Fishing for a Living

Americana, Odd Jobs, People, Traditions
on September 1, 2002

Some days out on the ocean, Jaime Santos feels life can’t get any better. “In winter, on a really clear day with blue skies and white caps on the waves, I’m in awe at how beautiful the sea is,” he says.

It is one of the many faces of the ocean that Santos, 42, has come to know. For 20 years this fisherman out of New Bedford, Mass., has pulled his nets across the floor of the North Atlantic, fishing for cod, haddock, and flounder aboard the 85-foot trawler, Lady of Grace. His reverence for the sea, however, is tempered by respect.

“In winter, take the same white-capped waves and add clouds and rain, and it’s miserable,” he says.

Sometimes it’s worse than miserable. Santos recalls once fishing the Grand Banks with his younger brother, Tony—a thousand miles from land—where they had no where to run when the remnants of a hurricane hurtled toward them. Their only option was to ride out the howling winds and 40-foot seas by stationing a man at the wheel and another at the throttle, heading the bow into the wind to keep from broaching.

“It put the fear of the Lord in me,” says Santos, whose heavily muscled build is testament to the rigors of a fisherman’s life.

A 10-day fishing trip requires much preparation. Two 100-by-150-foot nets, wrapped around giant spools at the stern, are mended. Fuel is replenished, food and water stocked, and 30 tons of ice for packing fish is loaded. Most importantly, the boat is made sound.
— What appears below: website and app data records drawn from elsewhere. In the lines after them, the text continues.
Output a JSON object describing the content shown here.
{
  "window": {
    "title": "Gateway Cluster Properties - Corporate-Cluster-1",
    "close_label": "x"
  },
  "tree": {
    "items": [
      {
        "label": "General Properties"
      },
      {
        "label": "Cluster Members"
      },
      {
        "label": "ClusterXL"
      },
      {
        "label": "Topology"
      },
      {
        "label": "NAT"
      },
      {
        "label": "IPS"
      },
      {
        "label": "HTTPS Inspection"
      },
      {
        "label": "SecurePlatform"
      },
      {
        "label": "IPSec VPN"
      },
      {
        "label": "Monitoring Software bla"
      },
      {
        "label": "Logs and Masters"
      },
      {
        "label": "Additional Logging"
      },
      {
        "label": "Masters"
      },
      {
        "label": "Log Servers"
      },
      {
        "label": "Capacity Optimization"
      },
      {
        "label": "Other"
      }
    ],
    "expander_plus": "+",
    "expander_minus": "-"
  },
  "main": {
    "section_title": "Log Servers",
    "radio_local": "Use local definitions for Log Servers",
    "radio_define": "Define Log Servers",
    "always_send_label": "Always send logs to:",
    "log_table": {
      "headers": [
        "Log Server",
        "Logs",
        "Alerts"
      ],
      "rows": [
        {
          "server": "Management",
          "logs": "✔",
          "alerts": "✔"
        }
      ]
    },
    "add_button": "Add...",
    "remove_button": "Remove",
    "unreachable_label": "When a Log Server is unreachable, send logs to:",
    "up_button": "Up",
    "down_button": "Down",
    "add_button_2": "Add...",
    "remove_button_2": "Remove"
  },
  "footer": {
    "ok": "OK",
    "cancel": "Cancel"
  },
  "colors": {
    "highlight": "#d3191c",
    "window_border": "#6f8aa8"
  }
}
The captain’s job is to find fish. When that happens, crews work nonstop lowering two 1,000-pound steel skids, which take the nets to the ocean floor. After two hours, the nets are winched up and the catch dumped on deck. Anything salable—even a 10-cent fish—is cleaned and packed in ice.

The sea is a harsh tutor, teaching Santos to heed not only the signs of sky and water but also his inner voice. “There are times you get worried,” he says. “You have to know your boat, be able to read the sea, and do what needs to be done.”

Much of what he knows comes from his father, Jaime Sr. As a young man in Portugal, the senior Santos was navigator on a government-owned “fish factory,” a grueling job that kept him at sea for six months at a time. In 1962, he brought his family to the United States, laboring in factories for years before buying his own boat.

“He’s always had the sea in him,” the younger Santos says. “I give him credit. He came here with nothing.”

In the 1970s, fisheries were booming and a 10-day haul would net 70,000-80,000 pounds of fish. For a while, father and sons fished together, a difficult time for the boys’ mother, who hid her fears. Santos recalls returning from one storm-lashed trip to a mother who was almost delirious with relief.

The boom times are gone now, Santos says, the result of a free-for-all atmosphere when boats fished virtually nonstop. Plummeting fish levels resulted in federal restrictions reducing the number of fishing days allowed each boat and closing certain spawning grounds.

Since then, New Bedford’s fishery has lost 170 boats and more than 700 jobs, says Rodney Avila, a retired fisherman who heads a fishermen’s nonprofit assistance center. After 37 years at sea, Avila too understands its allure.

“You’re in your own world out there,” he says. “No traffic, no people running around with deadlines.”

Avila and Santos both say the regulations will ultimately help the fishing industry, pointing to a rebound in stocks since they were implemented. Evidence of the rebound surfaced in a state survey of the fish caught by 18 fishing boats, including Santos’ Lady of Grace. The data will help ensure that Santos and others can continue working on the sea they love, so he’s grateful for the chance to help.

“I can’t think of another job I’d be able to tolerate,” he says.